EXERCISE
Could you copy every record exactly as it appears?

* * * * * * *

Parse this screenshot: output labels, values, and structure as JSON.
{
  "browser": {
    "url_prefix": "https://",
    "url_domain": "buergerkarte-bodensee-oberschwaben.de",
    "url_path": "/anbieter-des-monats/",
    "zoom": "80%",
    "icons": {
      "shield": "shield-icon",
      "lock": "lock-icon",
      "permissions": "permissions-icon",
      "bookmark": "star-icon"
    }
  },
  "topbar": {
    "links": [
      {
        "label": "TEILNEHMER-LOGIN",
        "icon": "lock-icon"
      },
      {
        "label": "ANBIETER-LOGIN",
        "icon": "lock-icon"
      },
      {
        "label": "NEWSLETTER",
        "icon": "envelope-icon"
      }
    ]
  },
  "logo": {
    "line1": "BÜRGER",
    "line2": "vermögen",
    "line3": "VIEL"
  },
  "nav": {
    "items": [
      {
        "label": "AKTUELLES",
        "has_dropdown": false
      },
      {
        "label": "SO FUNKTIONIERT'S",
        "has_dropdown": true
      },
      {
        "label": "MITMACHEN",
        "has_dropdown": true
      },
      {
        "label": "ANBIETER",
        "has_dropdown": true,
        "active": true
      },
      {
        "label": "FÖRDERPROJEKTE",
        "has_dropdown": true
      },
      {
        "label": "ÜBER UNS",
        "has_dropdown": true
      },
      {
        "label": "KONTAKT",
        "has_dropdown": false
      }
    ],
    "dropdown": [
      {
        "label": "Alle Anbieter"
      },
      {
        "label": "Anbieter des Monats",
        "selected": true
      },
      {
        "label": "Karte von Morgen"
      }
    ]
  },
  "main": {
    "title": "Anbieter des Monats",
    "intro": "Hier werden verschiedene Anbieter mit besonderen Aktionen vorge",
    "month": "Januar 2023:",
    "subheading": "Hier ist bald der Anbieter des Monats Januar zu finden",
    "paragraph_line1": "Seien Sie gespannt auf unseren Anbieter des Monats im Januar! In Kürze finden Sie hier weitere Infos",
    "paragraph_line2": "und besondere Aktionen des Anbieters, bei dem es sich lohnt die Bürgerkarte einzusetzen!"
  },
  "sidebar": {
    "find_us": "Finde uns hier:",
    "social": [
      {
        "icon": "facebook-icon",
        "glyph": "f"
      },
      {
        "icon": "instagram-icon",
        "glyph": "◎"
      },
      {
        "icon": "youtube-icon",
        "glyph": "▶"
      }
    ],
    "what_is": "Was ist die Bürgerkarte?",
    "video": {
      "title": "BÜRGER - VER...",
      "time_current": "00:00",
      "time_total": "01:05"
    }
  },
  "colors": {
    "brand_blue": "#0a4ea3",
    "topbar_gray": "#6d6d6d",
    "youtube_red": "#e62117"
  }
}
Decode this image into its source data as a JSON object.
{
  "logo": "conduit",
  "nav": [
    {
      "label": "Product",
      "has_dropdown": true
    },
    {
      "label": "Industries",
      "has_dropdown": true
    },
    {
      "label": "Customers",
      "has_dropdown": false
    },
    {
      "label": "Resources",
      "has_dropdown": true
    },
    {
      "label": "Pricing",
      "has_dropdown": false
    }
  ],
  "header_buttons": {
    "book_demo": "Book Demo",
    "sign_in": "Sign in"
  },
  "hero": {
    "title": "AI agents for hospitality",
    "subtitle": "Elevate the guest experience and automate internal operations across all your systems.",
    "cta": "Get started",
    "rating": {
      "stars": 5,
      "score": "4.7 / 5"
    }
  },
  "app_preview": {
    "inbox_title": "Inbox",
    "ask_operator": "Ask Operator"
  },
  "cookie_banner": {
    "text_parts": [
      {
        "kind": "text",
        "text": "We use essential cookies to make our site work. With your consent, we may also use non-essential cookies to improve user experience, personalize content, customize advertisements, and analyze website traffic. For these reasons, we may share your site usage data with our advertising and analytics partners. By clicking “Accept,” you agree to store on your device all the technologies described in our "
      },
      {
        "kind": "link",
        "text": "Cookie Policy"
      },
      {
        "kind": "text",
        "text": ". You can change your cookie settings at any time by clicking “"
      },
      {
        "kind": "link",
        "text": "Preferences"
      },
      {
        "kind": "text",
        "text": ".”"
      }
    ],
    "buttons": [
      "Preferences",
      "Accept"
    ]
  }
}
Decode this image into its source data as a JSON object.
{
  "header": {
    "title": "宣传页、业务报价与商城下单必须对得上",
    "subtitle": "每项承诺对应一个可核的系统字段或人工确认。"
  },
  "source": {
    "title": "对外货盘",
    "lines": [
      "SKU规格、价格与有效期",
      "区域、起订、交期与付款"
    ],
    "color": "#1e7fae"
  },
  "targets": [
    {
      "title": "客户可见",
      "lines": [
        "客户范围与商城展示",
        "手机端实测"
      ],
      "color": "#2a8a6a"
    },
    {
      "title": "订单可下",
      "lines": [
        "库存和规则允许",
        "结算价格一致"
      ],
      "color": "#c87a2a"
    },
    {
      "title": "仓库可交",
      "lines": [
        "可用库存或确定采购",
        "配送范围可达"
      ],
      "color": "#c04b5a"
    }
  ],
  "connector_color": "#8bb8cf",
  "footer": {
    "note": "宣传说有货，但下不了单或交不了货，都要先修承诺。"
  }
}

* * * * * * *

WRITTEN ANSWER
Parse this screenshot: output labels, values, and structure as JSON.
{
  "browser": {
    "url_prefix": "https://",
    "url_domain": "buergerkarte-bodensee-oberschwaben.de",
    "url_path": "/anbieter-des-monats/",
    "zoom": "80%",
    "icons": {
      "shield": "shield-icon",
      "lock": "lock-icon",
      "permissions": "permissions-icon",
      "bookmark": "star-icon"
    }
  },
  "topbar": {
    "links": [
      {
        "label": "TEILNEHMER-LOGIN",
        "icon": "lock-icon"
      },
      {
        "label": "ANBIETER-LOGIN",
        "icon": "lock-icon"
      },
      {
        "label": "NEWSLETTER",
        "icon": "envelope-icon"
      }
    ]
  },
  "logo": {
    "line1": "BÜRGER",
    "line2": "vermögen",
    "line3": "VIEL"
  },
  "nav": {
    "items": [
      {
        "label": "AKTUELLES",
        "has_dropdown": false
      },
      {
        "label": "SO FUNKTIONIERT'S",
        "has_dropdown": true
      },
      {
        "label": "MITMACHEN",
        "has_dropdown": true
      },
      {
        "label": "ANBIETER",
        "has_dropdown": true,
        "active": true
      },
      {
        "label": "FÖRDERPROJEKTE",
        "has_dropdown": true
      },
      {
        "label": "ÜBER UNS",
        "has_dropdown": true
      },
      {
        "label": "KONTAKT",
        "has_dropdown": false
      }
    ],
    "dropdown": [
      {
        "label": "Alle Anbieter"
      },
      {
        "label": "Anbieter des Monats",
        "selected": true
      },
      {
        "label": "Karte von Morgen"
      }
    ]
  },
  "main": {
    "title": "Anbieter des Monats",
    "intro": "Hier werden verschiedene Anbieter mit besonderen Aktionen vorge",
    "month": "Januar 2023:",
    "subheading": "Hier ist bald der Anbieter des Monats Januar zu finden",
    "paragraph_line1": "Seien Sie gespannt auf unseren Anbieter des Monats im Januar! In Kürze finden Sie hier weitere Infos",
    "paragraph_line2": "und besondere Aktionen des Anbieters, bei dem es sich lohnt die Bürgerkarte einzusetzen!"
  },
  "sidebar": {
    "find_us": "Finde uns hier:",
    "social": [
      {
        "icon": "facebook-icon",
        "glyph": "f"
      },
      {
        "icon": "instagram-icon",
        "glyph": "◎"
      },
      {
        "icon": "youtube-icon",
        "glyph": "▶"
      }
    ],
    "what_is": "Was ist die Bürgerkarte?",
    "video": {
      "title": "BÜRGER - VER...",
      "time_current": "00:00",
      "time_total": "01:05"
    }
  },
  "colors": {
    "brand_blue": "#0a4ea3",
    "topbar_gray": "#6d6d6d",
    "youtube_red": "#e62117"
  }
}
Decode this image into its source data as a JSON object.
{
  "logo": "conduit",
  "nav": [
    {
      "label": "Product",
      "has_dropdown": true
    },
    {
      "label": "Industries",
      "has_dropdown": true
    },
    {
      "label": "Customers",
      "has_dropdown": false
    },
    {
      "label": "Resources",
      "has_dropdown": true
    },
    {
      "label": "Pricing",
      "has_dropdown": false
    }
  ],
  "header_buttons": {
    "book_demo": "Book Demo",
    "sign_in": "Sign in"
  },
  "hero": {
    "title": "AI agents for hospitality",
    "subtitle": "Elevate the guest experience and automate internal operations across all your systems.",
    "cta": "Get started",
    "rating": {
      "stars": 5,
      "score": "4.7 / 5"
    }
  },
  "app_preview": {
    "inbox_title": "Inbox",
    "ask_operator": "Ask Operator"
  },
  "cookie_banner": {
    "text_parts": [
      {
        "kind": "text",
        "text": "We use essential cookies to make our site work. With your consent, we may also use non-essential cookies to improve user experience, personalize content, customize advertisements, and analyze website traffic. For these reasons, we may share your site usage data with our advertising and analytics partners. By clicking “Accept,” you agree to store on your device all the technologies described in our "
      },
      {
        "kind": "link",
        "text": "Cookie Policy"
      },
      {
        "kind": "text",
        "text": ". You can change your cookie settings at any time by clicking “"
      },
      {
        "kind": "link",
        "text": "Preferences"
      },
      {
        "kind": "text",
        "text": ".”"
      }
    ],
    "buttons": [
      "Preferences",
      "Accept"
    ]
  }
}
Decode this image into its source data as a JSON object.
{
  "header": {
    "title": "宣传页、业务报价与商城下单必须对得上",
    "subtitle": "每项承诺对应一个可核的系统字段或人工确认。"
  },
  "source": {
    "title": "对外货盘",
    "lines": [
      "SKU规格、价格与有效期",
      "区域、起订、交期与付款"
    ],
    "color": "#1e7fae"
  },
  "targets": [
    {
      "title": "客户可见",
      "lines": [
        "客户范围与商城展示",
        "手机端实测"
      ],
      "color": "#2a8a6a"
    },
    {
      "title": "订单可下",
      "lines": [
        "库存和规则允许",
        "结算价格一致"
      ],
      "color": "#c87a2a"
    },
    {
      "title": "仓库可交",
      "lines": [
        "可用库存或确定采购",
        "配送范围可达"
      ],
      "color": "#c04b5a"
    }
  ],
  "connector_color": "#8bb8cf",
  "footer": {
    "note": "宣传说有货，但下不了单或交不了货，都要先修承诺。"
  }
}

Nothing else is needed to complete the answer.